Without changing anything, copy out each entry.

[Start of section]

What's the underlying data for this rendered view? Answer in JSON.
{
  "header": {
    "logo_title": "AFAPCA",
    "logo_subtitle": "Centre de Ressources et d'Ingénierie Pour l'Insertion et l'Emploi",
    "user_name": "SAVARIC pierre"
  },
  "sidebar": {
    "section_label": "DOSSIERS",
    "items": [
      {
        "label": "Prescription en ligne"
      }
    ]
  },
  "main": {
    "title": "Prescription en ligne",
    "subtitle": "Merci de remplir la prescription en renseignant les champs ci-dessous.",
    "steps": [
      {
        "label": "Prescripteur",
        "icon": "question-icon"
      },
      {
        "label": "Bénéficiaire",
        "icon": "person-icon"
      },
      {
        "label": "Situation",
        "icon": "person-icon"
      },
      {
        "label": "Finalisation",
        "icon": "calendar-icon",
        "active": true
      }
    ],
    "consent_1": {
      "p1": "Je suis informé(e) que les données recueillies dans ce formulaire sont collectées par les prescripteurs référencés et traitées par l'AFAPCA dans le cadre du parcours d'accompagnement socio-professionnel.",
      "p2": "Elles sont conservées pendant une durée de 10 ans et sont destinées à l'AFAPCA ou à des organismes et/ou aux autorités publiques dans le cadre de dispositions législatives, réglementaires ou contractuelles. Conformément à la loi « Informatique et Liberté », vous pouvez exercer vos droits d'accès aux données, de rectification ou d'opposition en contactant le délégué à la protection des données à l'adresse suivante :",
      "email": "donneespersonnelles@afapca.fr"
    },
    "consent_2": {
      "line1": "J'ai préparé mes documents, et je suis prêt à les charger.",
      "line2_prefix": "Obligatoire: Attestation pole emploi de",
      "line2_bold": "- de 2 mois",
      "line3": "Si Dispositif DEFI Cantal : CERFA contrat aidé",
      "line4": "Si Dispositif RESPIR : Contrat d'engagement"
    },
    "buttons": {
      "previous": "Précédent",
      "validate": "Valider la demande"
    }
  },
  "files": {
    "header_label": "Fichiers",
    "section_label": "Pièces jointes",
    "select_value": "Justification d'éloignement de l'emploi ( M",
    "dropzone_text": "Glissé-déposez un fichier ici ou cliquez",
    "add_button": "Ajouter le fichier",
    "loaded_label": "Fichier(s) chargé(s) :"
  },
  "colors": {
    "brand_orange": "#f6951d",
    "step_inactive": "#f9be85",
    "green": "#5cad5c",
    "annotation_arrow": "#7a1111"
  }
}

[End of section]

### Answer box
What's the underlying data for this rendered view? Answer in JSON.
{
  "header": {
    "logo_title": "AFAPCA",
    "logo_subtitle": "Centre de Ressources et d'Ingénierie Pour l'Insertion et l'Emploi",
    "user_name": "SAVARIC pierre"
  },
  "sidebar": {
    "section_label": "DOSSIERS",
    "items": [
      {
        "label": "Prescription en ligne"
      }
    ]
  },
  "main": {
    "title": "Prescription en ligne",
    "subtitle": "Merci de remplir la prescription en renseignant les champs ci-dessous.",
    "steps": [
      {
        "label": "Prescripteur",
        "icon": "question-icon"
      },
      {
        "label": "Bénéficiaire",
        "icon": "person-icon"
      },
      {
        "label": "Situation",
        "icon": "person-icon"
      },
      {
        "label": "Finalisation",
        "icon": "calendar-icon",
        "active": true
      }
    ],
    "consent_1": {
      "p1": "Je suis informé(e) que les données recueillies dans ce formulaire sont collectées par les prescripteurs référencés et traitées par l'AFAPCA dans le cadre du parcours d'accompagnement socio-professionnel.",
      "p2": "Elles sont conservées pendant une durée de 10 ans et sont destinées à l'AFAPCA ou à des organismes et/ou aux autorités publiques dans le cadre de dispositions législatives, réglementaires ou contractuelles. Conformément à la loi « Informatique et Liberté », vous pouvez exercer vos droits d'accès aux données, de rectification ou d'opposition en contactant le délégué à la protection des données à l'adresse suivante :",
      "email": "donneespersonnelles@afapca.fr"
    },
    "consent_2": {
      "line1": "J'ai préparé mes documents, et je suis prêt à les charger.",
      "line2_prefix": "Obligatoire: Attestation pole emploi de",
      "line2_bold": "- de 2 mois",
      "line3": "Si Dispositif DEFI Cantal : CERFA contrat aidé",
      "line4": "Si Dispositif RESPIR : Contrat d'engagement"
    },
    "buttons": {
      "previous": "Précédent",
      "validate": "Valider la demande"
    }
  },
  "files": {
    "header_label": "Fichiers",
    "section_label": "Pièces jointes",
    "select_value": "Justification d'éloignement de l'emploi ( M",
    "dropzone_text": "Glissé-déposez un fichier ici ou cliquez",
    "add_button": "Ajouter le fichier",
    "loaded_label": "Fichier(s) chargé(s) :"
  },
  "colors": {
    "brand_orange": "#f6951d",
    "step_inactive": "#f9be85",
    "green": "#5cad5c",
    "annotation_arrow": "#7a1111"
  }
}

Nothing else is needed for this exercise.